■ **What you have to do**
Reproduce the records below exactly, leaving their images out.

Start of Source records

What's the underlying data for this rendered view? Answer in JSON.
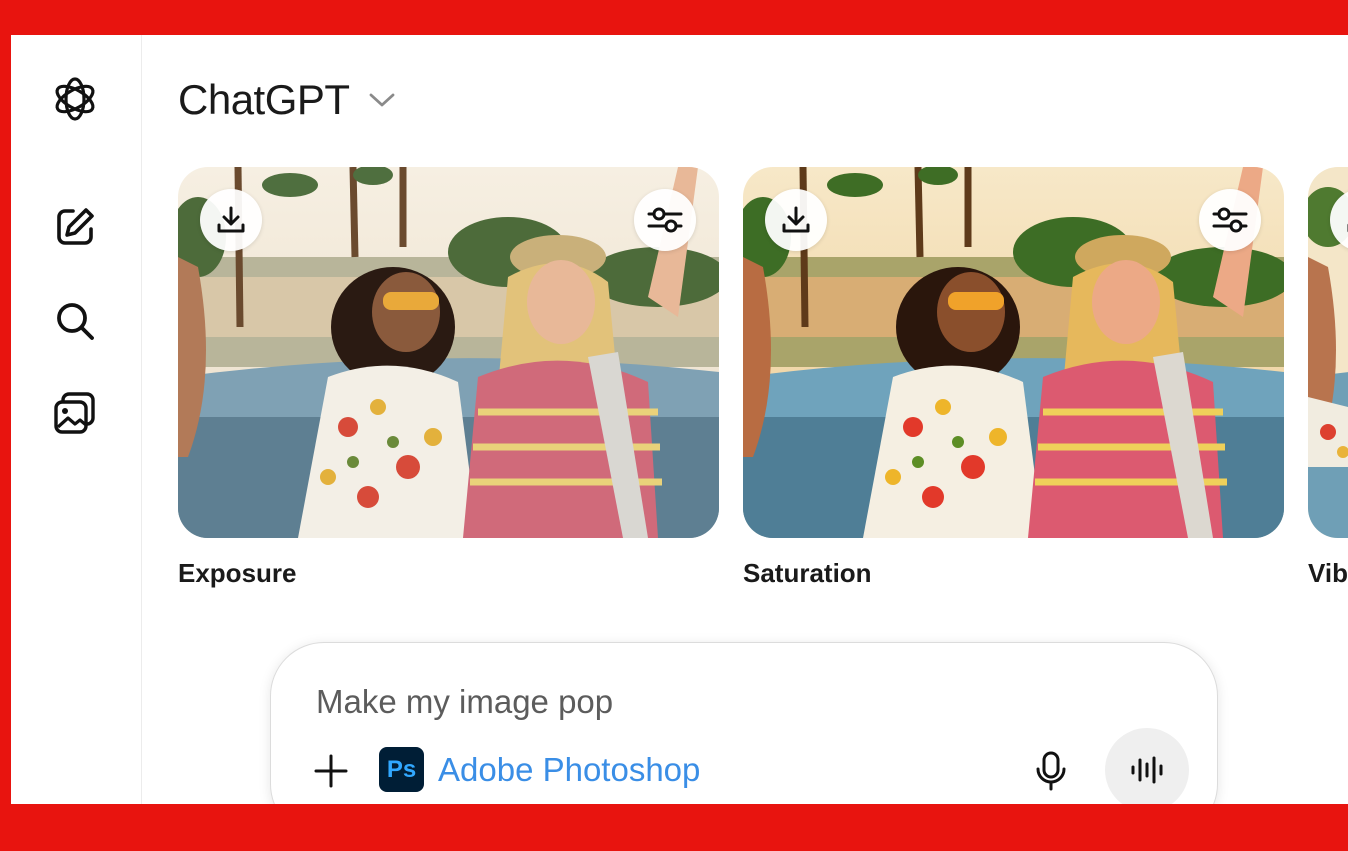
{
  "header": {
    "title": "ChatGPT"
  },
  "sidebar": {
    "items": [
      {
        "icon": "openai-logo-icon"
      },
      {
        "icon": "new-chat-icon"
      },
      {
        "icon": "search-icon"
      },
      {
        "icon": "library-icon"
      }
    ]
  },
  "cards": [
    {
      "label": "Exposure"
    },
    {
      "label": "Saturation"
    },
    {
      "label": "Vib"
    }
  ],
  "composer": {
    "placeholder": "Make my image pop",
    "app_badge": "Ps",
    "app_name": "Adobe Photoshop"
  },
  "colors": {
    "frame": "#e8140f",
    "ps_background": "#001e36",
    "ps_text": "#31a8ff",
    "link": "#3a8ee6"
  }
}
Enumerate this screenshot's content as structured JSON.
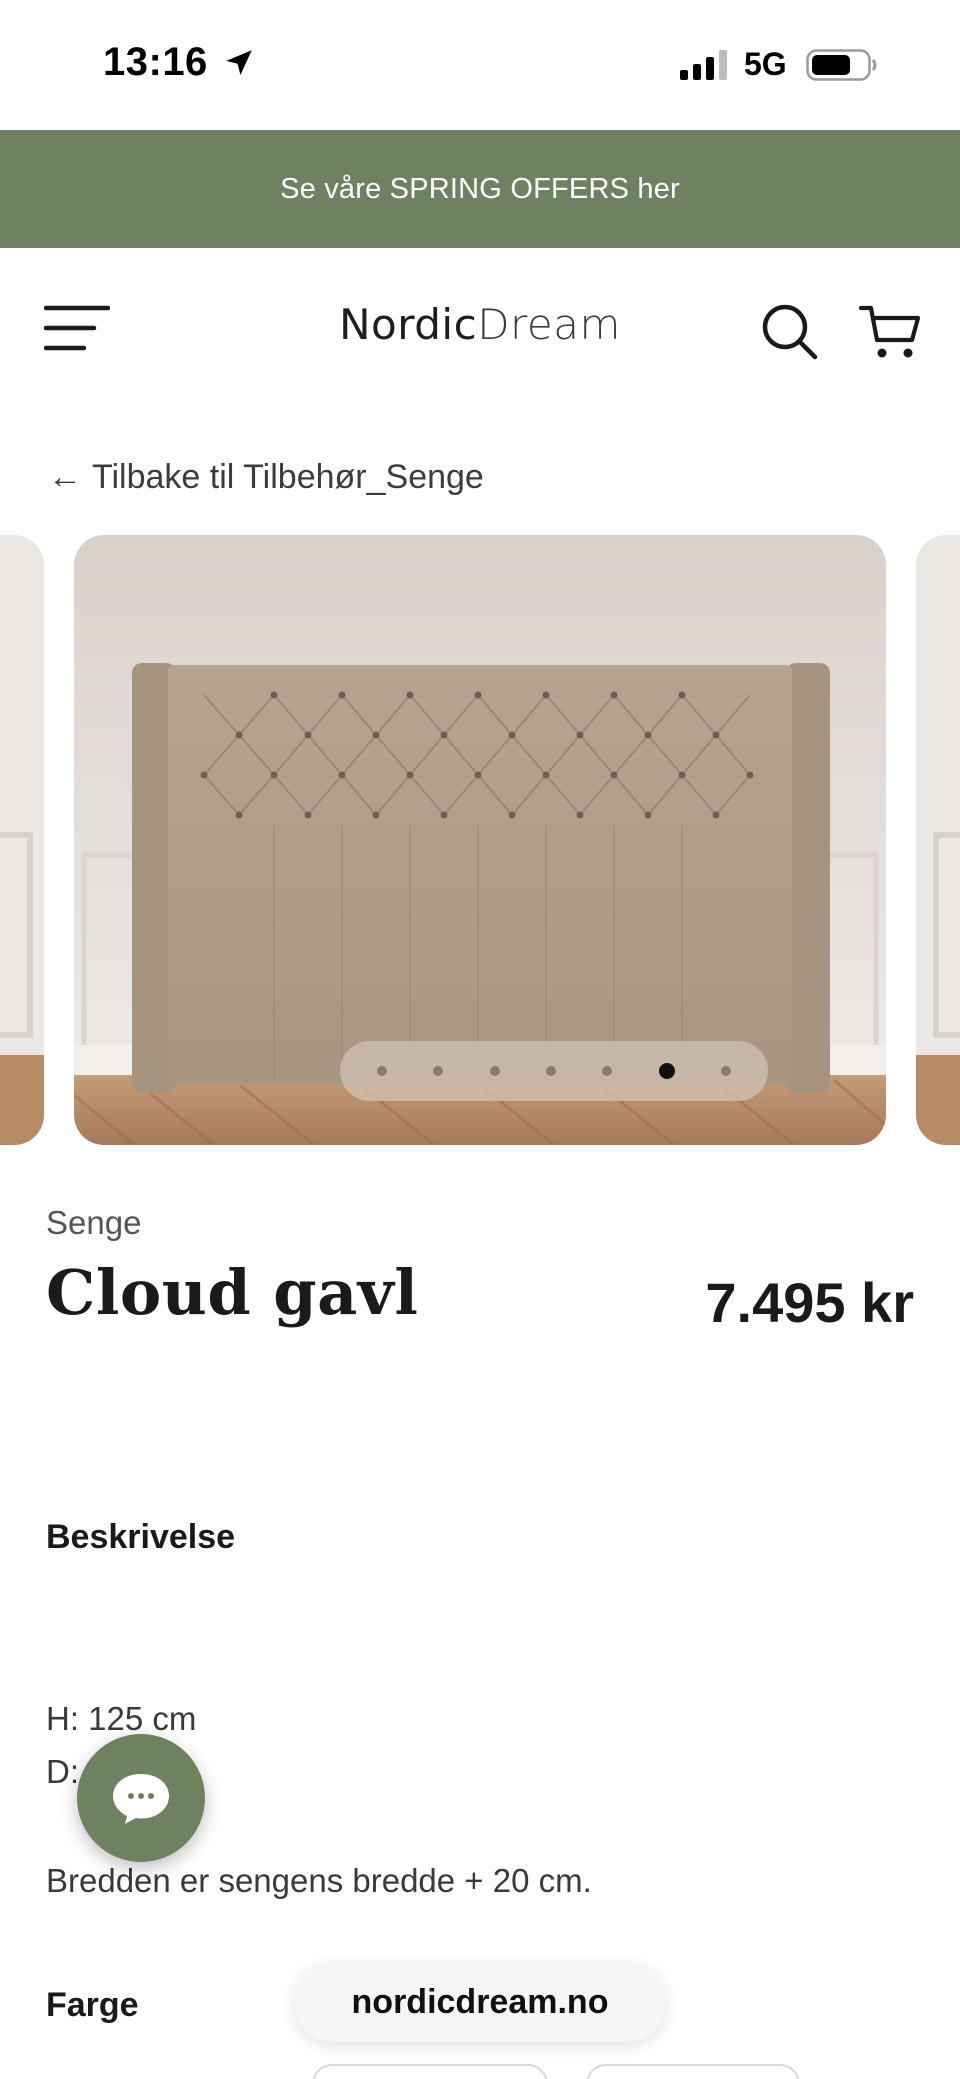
{
  "status_bar": {
    "time": "13:16",
    "network": "5G",
    "location_icon": "location-arrow-icon",
    "signal_icon": "cellular-signal-icon",
    "battery_icon": "battery-icon"
  },
  "promo_banner": {
    "text": "Se våre SPRING OFFERS her",
    "background": "#6e8161"
  },
  "header": {
    "brand_bold": "Nordic",
    "brand_light": "Dream",
    "menu_icon": "hamburger-menu-icon",
    "search_icon": "search-icon",
    "cart_icon": "cart-icon"
  },
  "back_link": {
    "arrow": "←",
    "label": "Tilbake til Tilbehør_Senge"
  },
  "carousel": {
    "slide_count": 7,
    "active_index": 5
  },
  "product": {
    "category": "Senge",
    "title": "Cloud gavl",
    "price": "7.495 kr"
  },
  "description": {
    "heading": "Beskrivelse",
    "height": "H: 125 cm",
    "depth": "D:",
    "width_note": "Bredden er sengens bredde + 20 cm."
  },
  "color_section": {
    "heading": "Farge"
  },
  "chat": {
    "icon": "chat-bubble-icon",
    "background": "#6e8161"
  },
  "browser": {
    "domain": "nordicdream.no"
  }
}
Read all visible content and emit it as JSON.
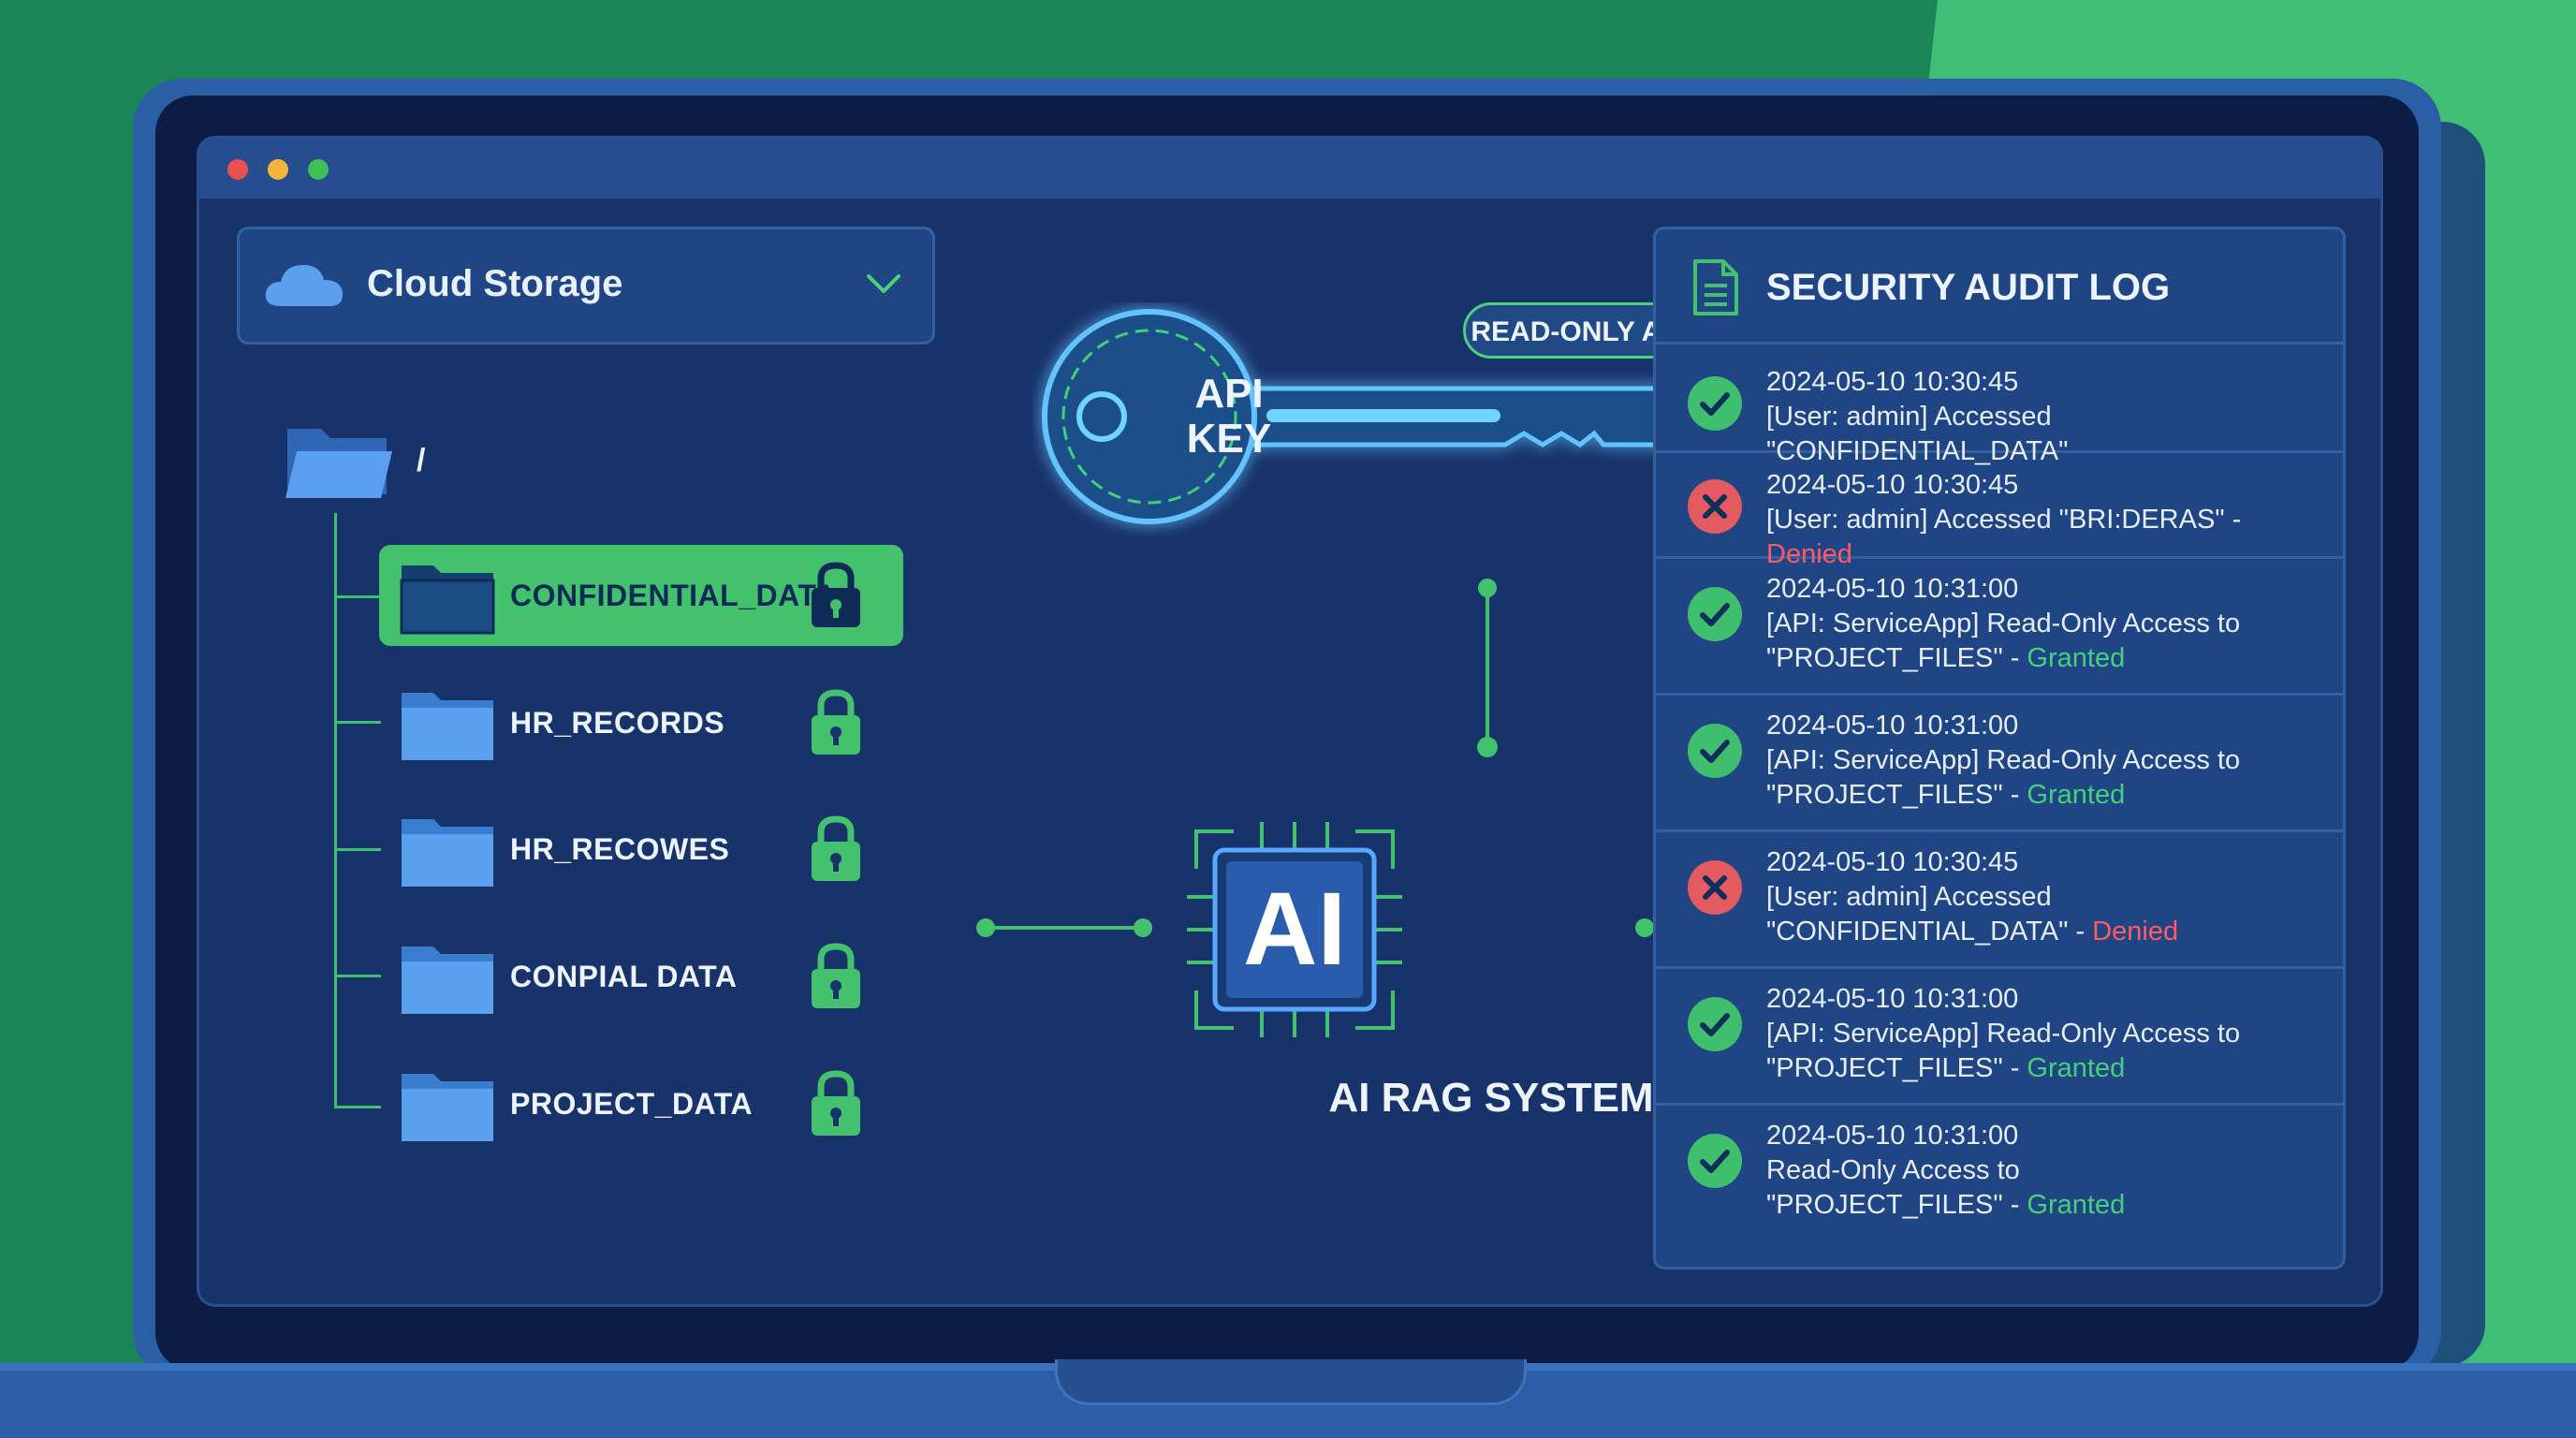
{
  "colors": {
    "accent_green": "#43c16d",
    "panel_blue": "#1f4585",
    "screen_bg": "#18336a",
    "granted": "#46d07a",
    "denied": "#ff5a62"
  },
  "window": {
    "controls": [
      {
        "name": "close",
        "color": "#e8514f"
      },
      {
        "name": "minimize",
        "color": "#f3b43c"
      },
      {
        "name": "maximize",
        "color": "#3fbf55"
      }
    ]
  },
  "storage": {
    "title": "Cloud Storage",
    "icon": "cloud-icon",
    "dropdown_icon": "chevron-down-icon",
    "root_path": "/",
    "folders": [
      {
        "label": "CONFIDENTIAL_DATA",
        "highlighted": true,
        "icon": "lock-icon"
      },
      {
        "label": "HR_RECORDS",
        "highlighted": false,
        "icon": "lock-icon"
      },
      {
        "label": "HR_RECOWES",
        "highlighted": false,
        "icon": "lock-icon"
      },
      {
        "label": "CONPIAL DATA",
        "highlighted": false,
        "icon": "lock-icon"
      },
      {
        "label": "PROJECT_DATA",
        "highlighted": false,
        "icon": "lock-icon"
      }
    ]
  },
  "api_key": {
    "line1": "API",
    "line2": "KEY",
    "access_badge": "READ-ONLY ACCESS"
  },
  "ai_system": {
    "chip_label": "AI",
    "title": "AI RAG SYSTEM"
  },
  "audit_log": {
    "title": "SECURITY AUDIT LOG",
    "icon": "document-icon",
    "entries": [
      {
        "status": "ok",
        "timestamp": "2024-05-10 10:30:45",
        "message": "[User: admin] Accessed \"CONFIDENTIAL_DATA\"",
        "result": ""
      },
      {
        "status": "bad",
        "timestamp": "2024-05-10 10:30:45",
        "message": "[User: admin] Accessed \"BRI:DERAS\" - ",
        "result": "Denied"
      },
      {
        "status": "ok",
        "timestamp": "2024-05-10 10:31:00",
        "message": "[API: ServiceApp] Read-Only Access to \"PROJECT_FILES\" - ",
        "result": "Granted"
      },
      {
        "status": "ok",
        "timestamp": "2024-05-10 10:31:00",
        "message": "[API: ServiceApp] Read-Only Access to \"PROJECT_FILES\" - ",
        "result": "Granted"
      },
      {
        "status": "bad",
        "timestamp": "2024-05-10 10:30:45",
        "message": "[User: admin] Accessed \"CONFIDENTIAL_DATA\" - ",
        "result": "Denied"
      },
      {
        "status": "ok",
        "timestamp": "2024-05-10 10:31:00",
        "message": "[API: ServiceApp] Read-Only Access to \"PROJECT_FILES\" - ",
        "result": "Granted"
      },
      {
        "status": "ok",
        "timestamp": "2024-05-10 10:31:00",
        "message": "Read-Only Access to \"PROJECT_FILES\" - ",
        "result": "Granted"
      }
    ]
  }
}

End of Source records

■ **Response to this task**
What's the underlying data for this rendered view? Answer in JSON.
{
  "header": {
    "title": "ChatGPT"
  },
  "sidebar": {
    "items": [
      {
        "icon": "openai-logo-icon"
      },
      {
        "icon": "new-chat-icon"
      },
      {
        "icon": "search-icon"
      },
      {
        "icon": "library-icon"
      }
    ]
  },
  "cards": [
    {
      "label": "Exposure"
    },
    {
      "label": "Saturation"
    },
    {
      "label": "Vib"
    }
  ],
  "composer": {
    "placeholder": "Make my image pop",
    "app_badge": "Ps",
    "app_name": "Adobe Photoshop"
  },
  "colors": {
    "frame": "#e8140f",
    "ps_background": "#001e36",
    "ps_text": "#31a8ff",
    "link": "#3a8ee6"
  }
}
Enumerate this screenshot's content as structured JSON.
{
  "status_bar": {
    "time": "13:16",
    "network": "5G",
    "location_icon": "location-arrow-icon",
    "signal_icon": "cellular-signal-icon",
    "battery_icon": "battery-icon"
  },
  "promo_banner": {
    "text": "Se våre SPRING OFFERS her",
    "background": "#6e8161"
  },
  "header": {
    "brand_bold": "Nordic",
    "brand_light": "Dream",
    "menu_icon": "hamburger-menu-icon",
    "search_icon": "search-icon",
    "cart_icon": "cart-icon"
  },
  "back_link": {
    "arrow": "←",
    "label": "Tilbake til Tilbehør_Senge"
  },
  "carousel": {
    "slide_count": 7,
    "active_index": 5
  },
  "product": {
    "category": "Senge",
    "title": "Cloud gavl",
    "price": "7.495 kr"
  },
  "description": {
    "heading": "Beskrivelse",
    "height": "H: 125 cm",
    "depth": "D:",
    "width_note": "Bredden er sengens bredde + 20 cm."
  },
  "color_section": {
    "heading": "Farge"
  },
  "chat": {
    "icon": "chat-bubble-icon",
    "background": "#6e8161"
  },
  "browser": {
    "domain": "nordicdream.no"
  }
}
Read all visible content and emit it as JSON.
{
  "colors": {
    "accent_green": "#43c16d",
    "panel_blue": "#1f4585",
    "screen_bg": "#18336a",
    "granted": "#46d07a",
    "denied": "#ff5a62"
  },
  "window": {
    "controls": [
      {
        "name": "close",
        "color": "#e8514f"
      },
      {
        "name": "minimize",
        "color": "#f3b43c"
      },
      {
        "name": "maximize",
        "color": "#3fbf55"
      }
    ]
  },
  "storage": {
    "title": "Cloud Storage",
    "icon": "cloud-icon",
    "dropdown_icon": "chevron-down-icon",
    "root_path": "/",
    "folders": [
      {
        "label": "CONFIDENTIAL_DATA",
        "highlighted": true,
        "icon": "lock-icon"
      },
      {
        "label": "HR_RECORDS",
        "highlighted": false,
        "icon": "lock-icon"
      },
      {
        "label": "HR_RECOWES",
        "highlighted": false,
        "icon": "lock-icon"
      },
      {
        "label": "CONPIAL DATA",
        "highlighted": false,
        "icon": "lock-icon"
      },
      {
        "label": "PROJECT_DATA",
        "highlighted": false,
        "icon": "lock-icon"
      }
    ]
  },
  "api_key": {
    "line1": "API",
    "line2": "KEY",
    "access_badge": "READ-ONLY ACCESS"
  },
  "ai_system": {
    "chip_label": "AI",
    "title": "AI RAG SYSTEM"
  },
  "audit_log": {
    "title": "SECURITY AUDIT LOG",
    "icon": "document-icon",
    "entries": [
      {
        "status": "ok",
        "timestamp": "2024-05-10 10:30:45",
        "message": "[User: admin] Accessed \"CONFIDENTIAL_DATA\"",
        "result": ""
      },
      {
        "status": "bad",
        "timestamp": "2024-05-10 10:30:45",
        "message": "[User: admin] Accessed \"BRI:DERAS\" - ",
        "result": "Denied"
      },
      {
        "status": "ok",
        "timestamp": "2024-05-10 10:31:00",
        "message": "[API: ServiceApp] Read-Only Access to \"PROJECT_FILES\" - ",
        "result": "Granted"
      },
      {
        "status": "ok",
        "timestamp": "2024-05-10 10:31:00",
        "message": "[API: ServiceApp] Read-Only Access to \"PROJECT_FILES\" - ",
        "result": "Granted"
      },
      {
        "status": "bad",
        "timestamp": "2024-05-10 10:30:45",
        "message": "[User: admin] Accessed \"CONFIDENTIAL_DATA\" - ",
        "result": "Denied"
      },
      {
        "status": "ok",
        "timestamp": "2024-05-10 10:31:00",
        "message": "[API: ServiceApp] Read-Only Access to \"PROJECT_FILES\" - ",
        "result": "Granted"
      },
      {
        "status": "ok",
        "timestamp": "2024-05-10 10:31:00",
        "message": "Read-Only Access to \"PROJECT_FILES\" - ",
        "result": "Granted"
      }
    ]
  }
}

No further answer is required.